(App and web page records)
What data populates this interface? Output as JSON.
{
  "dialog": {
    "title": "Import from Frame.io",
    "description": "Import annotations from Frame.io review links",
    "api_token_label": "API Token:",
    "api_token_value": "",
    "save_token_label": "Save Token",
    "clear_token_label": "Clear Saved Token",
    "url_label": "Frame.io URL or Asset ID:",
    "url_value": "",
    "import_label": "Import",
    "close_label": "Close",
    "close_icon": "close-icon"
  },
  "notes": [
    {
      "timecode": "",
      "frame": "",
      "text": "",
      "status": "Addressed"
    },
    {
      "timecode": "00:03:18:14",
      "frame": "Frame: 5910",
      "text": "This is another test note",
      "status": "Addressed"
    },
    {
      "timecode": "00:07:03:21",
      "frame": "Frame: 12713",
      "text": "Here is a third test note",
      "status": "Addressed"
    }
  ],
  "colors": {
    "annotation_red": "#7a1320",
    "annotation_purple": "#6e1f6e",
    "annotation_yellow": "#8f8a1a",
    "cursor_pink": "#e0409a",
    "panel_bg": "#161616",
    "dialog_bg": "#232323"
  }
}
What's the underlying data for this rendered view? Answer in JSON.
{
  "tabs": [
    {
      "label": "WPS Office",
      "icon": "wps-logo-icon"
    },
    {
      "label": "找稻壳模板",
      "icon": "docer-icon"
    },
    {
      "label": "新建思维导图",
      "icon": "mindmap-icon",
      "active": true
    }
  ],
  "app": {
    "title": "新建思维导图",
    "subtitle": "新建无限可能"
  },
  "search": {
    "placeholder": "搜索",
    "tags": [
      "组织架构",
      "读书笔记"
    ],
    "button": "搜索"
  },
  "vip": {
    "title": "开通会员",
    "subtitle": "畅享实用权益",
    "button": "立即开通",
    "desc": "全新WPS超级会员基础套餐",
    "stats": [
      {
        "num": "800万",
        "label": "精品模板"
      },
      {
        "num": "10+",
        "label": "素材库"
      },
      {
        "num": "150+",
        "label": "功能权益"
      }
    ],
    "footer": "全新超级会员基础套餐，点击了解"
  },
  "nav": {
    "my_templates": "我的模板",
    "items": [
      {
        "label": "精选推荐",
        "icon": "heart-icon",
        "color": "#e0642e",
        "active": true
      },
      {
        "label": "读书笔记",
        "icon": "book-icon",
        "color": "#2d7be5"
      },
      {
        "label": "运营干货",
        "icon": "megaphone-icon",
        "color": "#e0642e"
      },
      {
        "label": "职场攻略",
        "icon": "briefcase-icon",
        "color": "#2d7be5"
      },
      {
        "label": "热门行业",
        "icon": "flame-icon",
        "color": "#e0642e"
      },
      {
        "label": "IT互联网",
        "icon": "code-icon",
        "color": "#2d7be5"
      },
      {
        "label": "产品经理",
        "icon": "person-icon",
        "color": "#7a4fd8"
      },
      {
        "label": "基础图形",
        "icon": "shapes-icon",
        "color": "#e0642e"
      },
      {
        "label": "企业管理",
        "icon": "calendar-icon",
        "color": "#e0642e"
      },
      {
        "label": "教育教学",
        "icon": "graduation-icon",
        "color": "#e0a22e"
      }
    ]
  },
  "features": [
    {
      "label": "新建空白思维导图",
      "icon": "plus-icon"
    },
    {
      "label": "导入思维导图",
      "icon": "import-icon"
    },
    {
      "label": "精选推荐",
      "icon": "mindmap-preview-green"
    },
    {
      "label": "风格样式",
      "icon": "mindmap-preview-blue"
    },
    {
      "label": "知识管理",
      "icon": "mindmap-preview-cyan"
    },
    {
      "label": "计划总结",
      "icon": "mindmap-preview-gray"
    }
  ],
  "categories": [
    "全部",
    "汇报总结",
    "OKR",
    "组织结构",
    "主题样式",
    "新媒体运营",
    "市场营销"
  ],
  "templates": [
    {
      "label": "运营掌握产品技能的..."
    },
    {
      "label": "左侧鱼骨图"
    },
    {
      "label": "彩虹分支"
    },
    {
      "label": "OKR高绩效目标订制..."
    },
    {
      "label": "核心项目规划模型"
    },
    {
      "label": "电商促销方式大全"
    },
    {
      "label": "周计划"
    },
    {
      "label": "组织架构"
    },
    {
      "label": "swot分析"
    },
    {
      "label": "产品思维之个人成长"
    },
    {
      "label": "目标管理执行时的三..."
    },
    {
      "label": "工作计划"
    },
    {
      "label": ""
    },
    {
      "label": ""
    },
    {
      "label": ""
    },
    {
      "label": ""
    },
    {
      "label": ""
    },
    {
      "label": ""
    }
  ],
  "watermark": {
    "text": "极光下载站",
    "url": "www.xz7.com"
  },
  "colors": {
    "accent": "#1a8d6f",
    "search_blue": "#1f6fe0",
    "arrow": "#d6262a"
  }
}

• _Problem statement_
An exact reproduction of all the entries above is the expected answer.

• _Exercise output_
What data populates this interface? Output as JSON.
{
  "dialog": {
    "title": "Import from Frame.io",
    "description": "Import annotations from Frame.io review links",
    "api_token_label": "API Token:",
    "api_token_value": "",
    "save_token_label": "Save Token",
    "clear_token_label": "Clear Saved Token",
    "url_label": "Frame.io URL or Asset ID:",
    "url_value": "",
    "import_label": "Import",
    "close_label": "Close",
    "close_icon": "close-icon"
  },
  "notes": [
    {
      "timecode": "",
      "frame": "",
      "text": "",
      "status": "Addressed"
    },
    {
      "timecode": "00:03:18:14",
      "frame": "Frame: 5910",
      "text": "This is another test note",
      "status": "Addressed"
    },
    {
      "timecode": "00:07:03:21",
      "frame": "Frame: 12713",
      "text": "Here is a third test note",
      "status": "Addressed"
    }
  ],
  "colors": {
    "annotation_red": "#7a1320",
    "annotation_purple": "#6e1f6e",
    "annotation_yellow": "#8f8a1a",
    "cursor_pink": "#e0409a",
    "panel_bg": "#161616",
    "dialog_bg": "#232323"
  }
}
What's the underlying data for this rendered view? Answer in JSON.
{
  "tabs": [
    {
      "label": "WPS Office",
      "icon": "wps-logo-icon"
    },
    {
      "label": "找稻壳模板",
      "icon": "docer-icon"
    },
    {
      "label": "新建思维导图",
      "icon": "mindmap-icon",
      "active": true
    }
  ],
  "app": {
    "title": "新建思维导图",
    "subtitle": "新建无限可能"
  },
  "search": {
    "placeholder": "搜索",
    "tags": [
      "组织架构",
      "读书笔记"
    ],
    "button": "搜索"
  },
  "vip": {
    "title": "开通会员",
    "subtitle": "畅享实用权益",
    "button": "立即开通",
    "desc": "全新WPS超级会员基础套餐",
    "stats": [
      {
        "num": "800万",
        "label": "精品模板"
      },
      {
        "num": "10+",
        "label": "素材库"
      },
      {
        "num": "150+",
        "label": "功能权益"
      }
    ],
    "footer": "全新超级会员基础套餐，点击了解"
  },
  "nav": {
    "my_templates": "我的模板",
    "items": [
      {
        "label": "精选推荐",
        "icon": "heart-icon",
        "color": "#e0642e",
        "active": true
      },
      {
        "label": "读书笔记",
        "icon": "book-icon",
        "color": "#2d7be5"
      },
      {
        "label": "运营干货",
        "icon": "megaphone-icon",
        "color": "#e0642e"
      },
      {
        "label": "职场攻略",
        "icon": "briefcase-icon",
        "color": "#2d7be5"
      },
      {
        "label": "热门行业",
        "icon": "flame-icon",
        "color": "#e0642e"
      },
      {
        "label": "IT互联网",
        "icon": "code-icon",
        "color": "#2d7be5"
      },
      {
        "label": "产品经理",
        "icon": "person-icon",
        "color": "#7a4fd8"
      },
      {
        "label": "基础图形",
        "icon": "shapes-icon",
        "color": "#e0642e"
      },
      {
        "label": "企业管理",
        "icon": "calendar-icon",
        "color": "#e0642e"
      },
      {
        "label": "教育教学",
        "icon": "graduation-icon",
        "color": "#e0a22e"
      }
    ]
  },
  "features": [
    {
      "label": "新建空白思维导图",
      "icon": "plus-icon"
    },
    {
      "label": "导入思维导图",
      "icon": "import-icon"
    },
    {
      "label": "精选推荐",
      "icon": "mindmap-preview-green"
    },
    {
      "label": "风格样式",
      "icon": "mindmap-preview-blue"
    },
    {
      "label": "知识管理",
      "icon": "mindmap-preview-cyan"
    },
    {
      "label": "计划总结",
      "icon": "mindmap-preview-gray"
    }
  ],
  "categories": [
    "全部",
    "汇报总结",
    "OKR",
    "组织结构",
    "主题样式",
    "新媒体运营",
    "市场营销"
  ],
  "templates": [
    {
      "label": "运营掌握产品技能的..."
    },
    {
      "label": "左侧鱼骨图"
    },
    {
      "label": "彩虹分支"
    },
    {
      "label": "OKR高绩效目标订制..."
    },
    {
      "label": "核心项目规划模型"
    },
    {
      "label": "电商促销方式大全"
    },
    {
      "label": "周计划"
    },
    {
      "label": "组织架构"
    },
    {
      "label": "swot分析"
    },
    {
      "label": "产品思维之个人成长"
    },
    {
      "label": "目标管理执行时的三..."
    },
    {
      "label": "工作计划"
    },
    {
      "label": ""
    },
    {
      "label": ""
    },
    {
      "label": ""
    },
    {
      "label": ""
    },
    {
      "label": ""
    },
    {
      "label": ""
    }
  ],
  "watermark": {
    "text": "极光下载站",
    "url": "www.xz7.com"
  },
  "colors": {
    "accent": "#1a8d6f",
    "search_blue": "#1f6fe0",
    "arrow": "#d6262a"
  }
}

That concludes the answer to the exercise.